Then a few days later, it happened again. I had to call the vet this time. He was on his way, but he was an hour out. So I continued with my routine that had worked before - massage and prayer. I was once again successful, and I am convinced this horse loves to hear the Name of Jesus. ;-)

The vet got here just as she was starting to eat again. He didn't have to do anything, because he knew when he saw her eating, she was no longer choking. He talked with us a bit, and gave us some advice. I am so happy with all the vets we have had from the clinic we use. I appreciate that my animals are in good hands and I love making sure they are well cared for.
But what I came to realize, is I have a decision to make. We will need to put a good deal more money into her, or we will need to put her down.

We have had at least one more incident of choke, since the last time the vet came. I am losing count, but I believe it has been one or two. I have been successful in massaging/praying the blockage down. I have now begun to leave her full time in the yard. She doesn't eat the entire time. She even gets tired of the green grass, seeming to prefer some dry hay once in a while. The dry grain that she loves to inhale is gone forever, I think. She instead has to eat it in a soggy mash. She has yet to finish a feeding of that. She just doesn't like it. Well truthfully, I guess she has finished one over night a few times. I have gone out in the mornings and found the mash entirely gone. And just today, as I went out to feed her, I convinced myself that she actually seems to be gaining some weight back.
So that is the saga of my Navajo Princess. I am pretty sure I can get her through the summer. We have sprayed the pasture, and will put a fence up today which will allow me to leave her there full time. With our cross-fencing, she should be able to eat green grass throughout the summer. And there is always the lawn, that will be available to her, if need be, though she has already destroyed a couple of my bushes and my dwarf cherry tree. That's ok, the Navajo will come first.

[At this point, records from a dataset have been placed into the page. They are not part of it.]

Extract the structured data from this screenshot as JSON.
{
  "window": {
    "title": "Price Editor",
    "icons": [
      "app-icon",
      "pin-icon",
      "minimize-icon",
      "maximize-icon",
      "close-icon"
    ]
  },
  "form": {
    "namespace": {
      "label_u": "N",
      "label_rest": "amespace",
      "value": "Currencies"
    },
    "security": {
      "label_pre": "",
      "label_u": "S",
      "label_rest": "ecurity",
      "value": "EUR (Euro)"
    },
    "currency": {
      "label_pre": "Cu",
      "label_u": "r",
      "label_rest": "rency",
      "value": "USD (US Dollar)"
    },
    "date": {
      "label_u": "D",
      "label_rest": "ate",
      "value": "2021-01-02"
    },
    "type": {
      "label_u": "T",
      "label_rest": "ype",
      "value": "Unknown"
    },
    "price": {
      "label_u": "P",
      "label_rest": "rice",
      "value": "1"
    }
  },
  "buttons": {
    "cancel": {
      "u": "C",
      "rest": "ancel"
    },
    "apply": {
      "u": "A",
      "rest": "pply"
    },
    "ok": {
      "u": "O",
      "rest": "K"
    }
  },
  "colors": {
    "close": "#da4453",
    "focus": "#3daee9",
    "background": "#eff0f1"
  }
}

Regretfully, come fall, if not before, we will need to decide what to do. Sometimes there is just no other choice the vet had told me, as he explained the incident of an expensive colt, he had had to put down at one time due to a history of choke. Ahhh life. It is just never easy. But for now, I will let the saga continue and watch it all carefully, with apprehension, but moreover with love and prayer...in Jesus' Name.